  • Sayur Urab: A Balinese mixed vegetable salad made with green beans, spinach, bean sprouts, and grat
  • Bebek Betutu: Slow-cooked duck in a rich blend of Balinese spices and herbs, known for its tender and flavorful meat.
  • Sate Lilit: Minced meat, usually fish or chicken, mixed with coconut, lime leaves, and other spices, then wrapped around bamboo sticks and grilled.
  • Gado-Gado: A traditional Indonesian salad made with a mix of boiled vegetables, hard-boiled eggs, tofu, and peanut sauce.
  • Dadar Gulung: Green pancakes made from rice flour and pandan leaves, filled with sweet coconut and palm sugar.
  • Klepon: Sweet rice cake balls filled with palm sugar and coated in grated coconut.
  • Pisang Goreng: Deep-fried bananas, often served with a sprinkle of sugar or honey.
  • Bali Coffee: Known for its strong taste and unique preparation method, often served black.
  • Arak: A traditional Balinese spirit made from distilled rice or palm sap, usually enjoyed in cocktails or as a shot.


Bali is super popular right now. It’s a place known for backpackers, digital nomads, family travellers, honeymooners, and even as a wedding destination.

Whether you’re looking for sun and sand, surfing, an affordable vacation, a romantic getaway, or a cultural experience – Bali has all these to offer.

I hope that this 3 weeks in Bali itinerary has been helpful in assisting you in deciding if Bali is the place for you or if you’re already looking at making your travel arrangements.

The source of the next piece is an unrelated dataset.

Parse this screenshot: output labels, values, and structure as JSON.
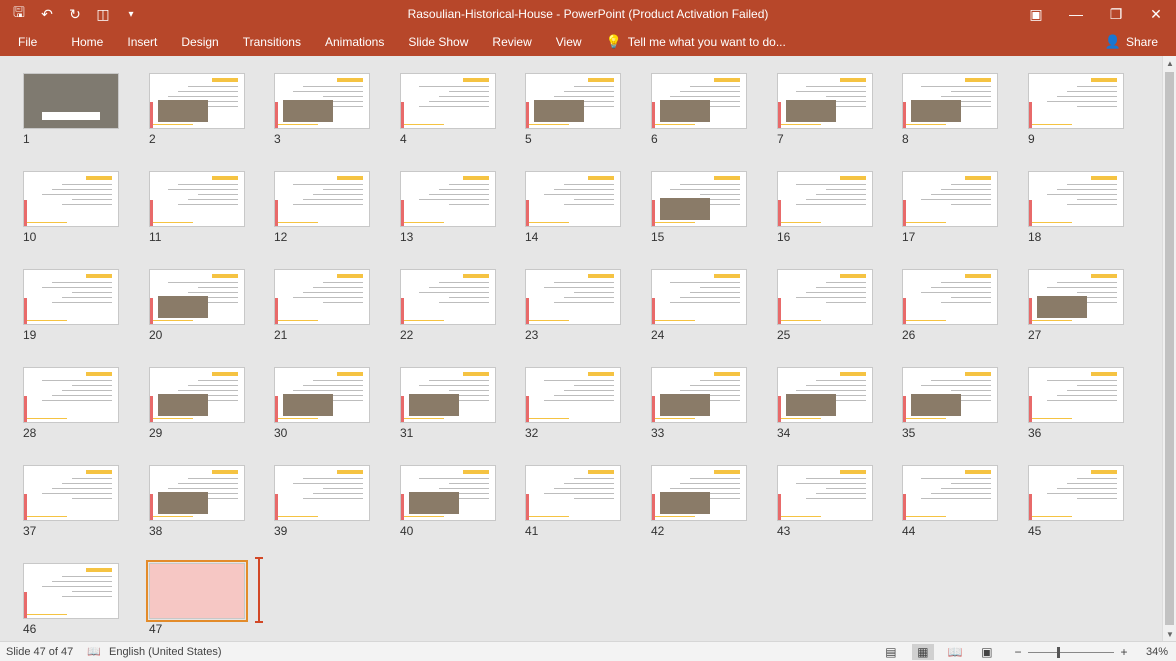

A 3-week Bali itinerary includes exploring Ubud's rice terraces and temples, relaxing on Seminyak's beaches, and diving in Nusa Penida. Experience Balinese culture in traditional villages, enjoy local cuisine, and unwind with yoga and spa retreats. via @threeweektraveller